Ultimately, "Apologia" is a poignant plea for acceptance and understanding, urging readers to question the narrow-mindedness and prejudice that deny individuals the freedom to love and be loved.
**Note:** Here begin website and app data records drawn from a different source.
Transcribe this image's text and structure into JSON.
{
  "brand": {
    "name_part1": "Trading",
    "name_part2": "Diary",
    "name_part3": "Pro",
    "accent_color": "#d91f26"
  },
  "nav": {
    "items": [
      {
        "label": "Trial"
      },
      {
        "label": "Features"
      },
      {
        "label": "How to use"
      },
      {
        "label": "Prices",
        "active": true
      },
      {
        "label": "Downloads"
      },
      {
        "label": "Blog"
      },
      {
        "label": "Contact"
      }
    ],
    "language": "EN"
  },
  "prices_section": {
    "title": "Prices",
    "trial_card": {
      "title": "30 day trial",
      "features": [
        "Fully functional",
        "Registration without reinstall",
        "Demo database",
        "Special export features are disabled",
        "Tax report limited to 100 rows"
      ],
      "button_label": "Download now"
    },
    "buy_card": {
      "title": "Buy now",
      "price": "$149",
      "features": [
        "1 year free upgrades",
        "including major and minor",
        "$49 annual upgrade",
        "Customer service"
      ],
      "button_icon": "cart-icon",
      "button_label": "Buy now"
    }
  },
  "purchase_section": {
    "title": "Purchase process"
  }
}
It reflects Wilde's defiance against societal norms and his unwavering belief in the power of love and self-expression, even in the face of persecution.


Is it thy will that I should wax and wane,
Barter my cloth of gold for hodden grey,
And at thy pleasure weave that web of pain
Whose brightest threads are each a wasted day?

Is it thy will--Love that I love so well--
That my Soul's House should be a tortured spot
Wherein, like evil paramours, must dwell
The quenchless flame, the worm that dieth not?

Nay, if it be thy will I shall endure,
And sell ambition at the common mart,
And let dull failure be my vestiture,
And sorrow dig its grave within my heart.

Perchance it may be better so--at least
I have not made my heart a heart of stone,
Nor starved my boyhood of its goodly feast,
Nor walked where Beauty is a thing unknown.

Many a man hath done so; sought to fence
In straitened bonds the soul that should be free,
Trodden the dusty road of common sense,
While all the forest sang of liberty,

Not marking how the spotted hawk in flight
Passed on wide pinion through the lofty air,
To where some steep untrodden mountain height
Caught the last tresses of the Sun God's hair.

Or how the little flower he trod upon,
The daisy, that white-feathered shield of gold,
Followed with wistful eyes the wandering sun
Content if once its leaves were aureoled.

But surely it is something to have been
The best beloved for a little while,
To have walked hand in hand with Love, and seen
His purple wings flit once across thy smile.

Ay! though the gorged asp of passion feed
On my boy's heart, yet have I burst the bars,
Stood face to face with Beauty, known indeed
The Love which moves the Sun and all the stars!